╭─ DATA FOR THIS EXERCISE
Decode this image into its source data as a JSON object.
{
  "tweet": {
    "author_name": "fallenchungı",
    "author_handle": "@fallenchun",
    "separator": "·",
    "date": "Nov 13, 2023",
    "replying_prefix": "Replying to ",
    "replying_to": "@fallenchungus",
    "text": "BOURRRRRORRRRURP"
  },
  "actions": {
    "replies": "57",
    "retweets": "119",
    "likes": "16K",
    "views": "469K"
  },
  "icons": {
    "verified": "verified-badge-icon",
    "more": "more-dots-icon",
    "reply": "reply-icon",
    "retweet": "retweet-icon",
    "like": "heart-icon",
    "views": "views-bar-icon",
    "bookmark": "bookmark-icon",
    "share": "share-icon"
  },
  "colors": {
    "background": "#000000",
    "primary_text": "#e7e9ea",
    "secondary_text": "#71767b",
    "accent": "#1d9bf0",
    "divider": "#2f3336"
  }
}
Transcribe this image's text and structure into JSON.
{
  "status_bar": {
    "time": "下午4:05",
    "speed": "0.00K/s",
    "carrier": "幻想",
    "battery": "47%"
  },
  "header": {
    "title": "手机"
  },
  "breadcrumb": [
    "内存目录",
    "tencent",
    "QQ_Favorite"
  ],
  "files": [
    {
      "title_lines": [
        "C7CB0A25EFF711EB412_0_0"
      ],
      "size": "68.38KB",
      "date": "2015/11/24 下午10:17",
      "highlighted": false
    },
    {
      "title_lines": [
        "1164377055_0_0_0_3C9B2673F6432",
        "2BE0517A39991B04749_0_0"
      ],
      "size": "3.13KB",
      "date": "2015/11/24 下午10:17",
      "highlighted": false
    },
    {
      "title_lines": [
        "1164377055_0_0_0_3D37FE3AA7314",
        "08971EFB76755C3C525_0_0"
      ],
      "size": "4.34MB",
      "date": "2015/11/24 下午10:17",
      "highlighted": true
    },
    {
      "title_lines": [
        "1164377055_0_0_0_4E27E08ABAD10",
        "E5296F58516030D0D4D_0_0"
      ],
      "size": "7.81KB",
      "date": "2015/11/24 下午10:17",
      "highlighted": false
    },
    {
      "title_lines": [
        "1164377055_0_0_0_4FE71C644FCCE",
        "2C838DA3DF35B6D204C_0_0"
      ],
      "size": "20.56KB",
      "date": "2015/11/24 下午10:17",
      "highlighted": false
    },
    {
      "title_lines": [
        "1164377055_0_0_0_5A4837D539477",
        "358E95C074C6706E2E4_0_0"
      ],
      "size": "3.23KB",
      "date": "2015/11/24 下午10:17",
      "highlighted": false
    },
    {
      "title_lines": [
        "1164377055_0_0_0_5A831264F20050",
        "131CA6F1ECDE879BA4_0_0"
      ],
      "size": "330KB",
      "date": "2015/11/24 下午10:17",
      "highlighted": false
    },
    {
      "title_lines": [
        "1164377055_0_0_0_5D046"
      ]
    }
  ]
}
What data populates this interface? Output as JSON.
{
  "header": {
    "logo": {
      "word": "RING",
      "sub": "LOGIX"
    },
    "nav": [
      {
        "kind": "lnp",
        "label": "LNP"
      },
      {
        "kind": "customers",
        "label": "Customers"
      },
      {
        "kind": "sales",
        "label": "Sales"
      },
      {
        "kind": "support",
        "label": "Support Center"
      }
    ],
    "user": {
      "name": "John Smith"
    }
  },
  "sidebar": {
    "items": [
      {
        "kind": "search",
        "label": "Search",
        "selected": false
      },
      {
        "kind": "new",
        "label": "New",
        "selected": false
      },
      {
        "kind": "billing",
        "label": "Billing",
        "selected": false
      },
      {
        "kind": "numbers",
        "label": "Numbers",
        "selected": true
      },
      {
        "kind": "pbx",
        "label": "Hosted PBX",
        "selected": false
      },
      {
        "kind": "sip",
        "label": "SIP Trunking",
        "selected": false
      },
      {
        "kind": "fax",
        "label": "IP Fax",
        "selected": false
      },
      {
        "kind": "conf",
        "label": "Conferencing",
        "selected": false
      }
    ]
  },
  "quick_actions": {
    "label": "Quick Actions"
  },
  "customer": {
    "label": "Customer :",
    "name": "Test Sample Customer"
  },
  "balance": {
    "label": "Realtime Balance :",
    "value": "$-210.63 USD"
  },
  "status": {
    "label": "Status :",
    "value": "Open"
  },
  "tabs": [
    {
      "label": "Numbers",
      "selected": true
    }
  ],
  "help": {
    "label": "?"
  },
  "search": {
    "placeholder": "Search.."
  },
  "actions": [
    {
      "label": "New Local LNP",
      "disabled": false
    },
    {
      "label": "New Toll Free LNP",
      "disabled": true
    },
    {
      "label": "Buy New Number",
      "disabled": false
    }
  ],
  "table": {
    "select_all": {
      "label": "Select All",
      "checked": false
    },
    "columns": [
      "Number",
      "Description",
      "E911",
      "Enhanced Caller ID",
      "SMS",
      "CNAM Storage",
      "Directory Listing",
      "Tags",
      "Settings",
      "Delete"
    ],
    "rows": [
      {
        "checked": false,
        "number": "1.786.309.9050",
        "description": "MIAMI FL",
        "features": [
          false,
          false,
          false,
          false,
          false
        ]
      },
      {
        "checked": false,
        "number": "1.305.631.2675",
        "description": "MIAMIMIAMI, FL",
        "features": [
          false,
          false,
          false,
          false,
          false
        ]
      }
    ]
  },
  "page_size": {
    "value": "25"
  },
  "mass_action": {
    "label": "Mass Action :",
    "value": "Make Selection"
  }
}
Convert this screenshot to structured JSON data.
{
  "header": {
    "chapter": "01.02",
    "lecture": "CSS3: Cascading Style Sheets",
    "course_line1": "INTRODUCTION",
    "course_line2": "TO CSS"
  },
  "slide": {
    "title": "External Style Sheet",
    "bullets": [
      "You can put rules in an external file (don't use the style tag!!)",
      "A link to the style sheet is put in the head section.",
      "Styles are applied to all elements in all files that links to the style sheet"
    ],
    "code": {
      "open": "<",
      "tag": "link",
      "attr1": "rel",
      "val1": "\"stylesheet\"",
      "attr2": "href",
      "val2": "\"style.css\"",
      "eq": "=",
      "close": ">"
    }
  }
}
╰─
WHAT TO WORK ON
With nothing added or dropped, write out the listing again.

EXERCISE ANSWER
Decode this image into its source data as a JSON object.
{
  "tweet": {
    "author_name": "fallenchungı",
    "author_handle": "@fallenchun",
    "separator": "·",
    "date": "Nov 13, 2023",
    "replying_prefix": "Replying to ",
    "replying_to": "@fallenchungus",
    "text": "BOURRRRRORRRRURP"
  },
  "actions": {
    "replies": "57",
    "retweets": "119",
    "likes": "16K",
    "views": "469K"
  },
  "icons": {
    "verified": "verified-badge-icon",
    "more": "more-dots-icon",
    "reply": "reply-icon",
    "retweet": "retweet-icon",
    "like": "heart-icon",
    "views": "views-bar-icon",
    "bookmark": "bookmark-icon",
    "share": "share-icon"
  },
  "colors": {
    "background": "#000000",
    "primary_text": "#e7e9ea",
    "secondary_text": "#71767b",
    "accent": "#1d9bf0",
    "divider": "#2f3336"
  }
}
Transcribe this image's text and structure into JSON.
{
  "status_bar": {
    "time": "下午4:05",
    "speed": "0.00K/s",
    "carrier": "幻想",
    "battery": "47%"
  },
  "header": {
    "title": "手机"
  },
  "breadcrumb": [
    "内存目录",
    "tencent",
    "QQ_Favorite"
  ],
  "files": [
    {
      "title_lines": [
        "C7CB0A25EFF711EB412_0_0"
      ],
      "size": "68.38KB",
      "date": "2015/11/24 下午10:17",
      "highlighted": false
    },
    {
      "title_lines": [
        "1164377055_0_0_0_3C9B2673F6432",
        "2BE0517A39991B04749_0_0"
      ],
      "size": "3.13KB",
      "date": "2015/11/24 下午10:17",
      "highlighted": false
    },
    {
      "title_lines": [
        "1164377055_0_0_0_3D37FE3AA7314",
        "08971EFB76755C3C525_0_0"
      ],
      "size": "4.34MB",
      "date": "2015/11/24 下午10:17",
      "highlighted": true
    },
    {
      "title_lines": [
        "1164377055_0_0_0_4E27E08ABAD10",
        "E5296F58516030D0D4D_0_0"
      ],
      "size": "7.81KB",
      "date": "2015/11/24 下午10:17",
      "highlighted": false
    },
    {
      "title_lines": [
        "1164377055_0_0_0_4FE71C644FCCE",
        "2C838DA3DF35B6D204C_0_0"
      ],
      "size": "20.56KB",
      "date": "2015/11/24 下午10:17",
      "highlighted": false
    },
    {
      "title_lines": [
        "1164377055_0_0_0_5A4837D539477",
        "358E95C074C6706E2E4_0_0"
      ],
      "size": "3.23KB",
      "date": "2015/11/24 下午10:17",
      "highlighted": false
    },
    {
      "title_lines": [
        "1164377055_0_0_0_5A831264F20050",
        "131CA6F1ECDE879BA4_0_0"
      ],
      "size": "330KB",
      "date": "2015/11/24 下午10:17",
      "highlighted": false
    },
    {
      "title_lines": [
        "1164377055_0_0_0_5D046"
      ]
    }
  ]
}
What data populates this interface? Output as JSON.
{
  "header": {
    "logo": {
      "word": "RING",
      "sub": "LOGIX"
    },
    "nav": [
      {
        "kind": "lnp",
        "label": "LNP"
      },
      {
        "kind": "customers",
        "label": "Customers"
      },
      {
        "kind": "sales",
        "label": "Sales"
      },
      {
        "kind": "support",
        "label": "Support Center"
      }
    ],
    "user": {
      "name": "John Smith"
    }
  },
  "sidebar": {
    "items": [
      {
        "kind": "search",
        "label": "Search",
        "selected": false
      },
      {
        "kind": "new",
        "label": "New",
        "selected": false
      },
      {
        "kind": "billing",
        "label": "Billing",
        "selected": false
      },
      {
        "kind": "numbers",
        "label": "Numbers",
        "selected": true
      },
      {
        "kind": "pbx",
        "label": "Hosted PBX",
        "selected": false
      },
      {
        "kind": "sip",
        "label": "SIP Trunking",
        "selected": false
      },
      {
        "kind": "fax",
        "label": "IP Fax",
        "selected": false
      },
      {
        "kind": "conf",
        "label": "Conferencing",
        "selected": false
      }
    ]
  },
  "quick_actions": {
    "label": "Quick Actions"
  },
  "customer": {
    "label": "Customer :",
    "name": "Test Sample Customer"
  },
  "balance": {
    "label": "Realtime Balance :",
    "value": "$-210.63 USD"
  },
  "status": {
    "label": "Status :",
    "value": "Open"
  },
  "tabs": [
    {
      "label": "Numbers",
      "selected": true
    }
  ],
  "help": {
    "label": "?"
  },
  "search": {
    "placeholder": "Search.."
  },
  "actions": [
    {
      "label": "New Local LNP",
      "disabled": false
    },
    {
      "label": "New Toll Free LNP",
      "disabled": true
    },
    {
      "label": "Buy New Number",
      "disabled": false
    }
  ],
  "table": {
    "select_all": {
      "label": "Select All",
      "checked": false
    },
    "columns": [
      "Number",
      "Description",
      "E911",
      "Enhanced Caller ID",
      "SMS",
      "CNAM Storage",
      "Directory Listing",
      "Tags",
      "Settings",
      "Delete"
    ],
    "rows": [
      {
        "checked": false,
        "number": "1.786.309.9050",
        "description": "MIAMI FL",
        "features": [
          false,
          false,
          false,
          false,
          false
        ]
      },
      {
        "checked": false,
        "number": "1.305.631.2675",
        "description": "MIAMIMIAMI, FL",
        "features": [
          false,
          false,
          false,
          false,
          false
        ]
      }
    ]
  },
  "page_size": {
    "value": "25"
  },
  "mass_action": {
    "label": "Mass Action :",
    "value": "Make Selection"
  }
}
Convert this screenshot to structured JSON data.
{
  "header": {
    "chapter": "01.02",
    "lecture": "CSS3: Cascading Style Sheets",
    "course_line1": "INTRODUCTION",
    "course_line2": "TO CSS"
  },
  "slide": {
    "title": "External Style Sheet",
    "bullets": [
      "You can put rules in an external file (don't use the style tag!!)",
      "A link to the style sheet is put in the head section.",
      "Styles are applied to all elements in all files that links to the style sheet"
    ],
    "code": {
      "open": "<",
      "tag": "link",
      "attr1": "rel",
      "val1": "\"stylesheet\"",
      "attr2": "href",
      "val2": "\"style.css\"",
      "eq": "=",
      "close": ">"
    }
  }
}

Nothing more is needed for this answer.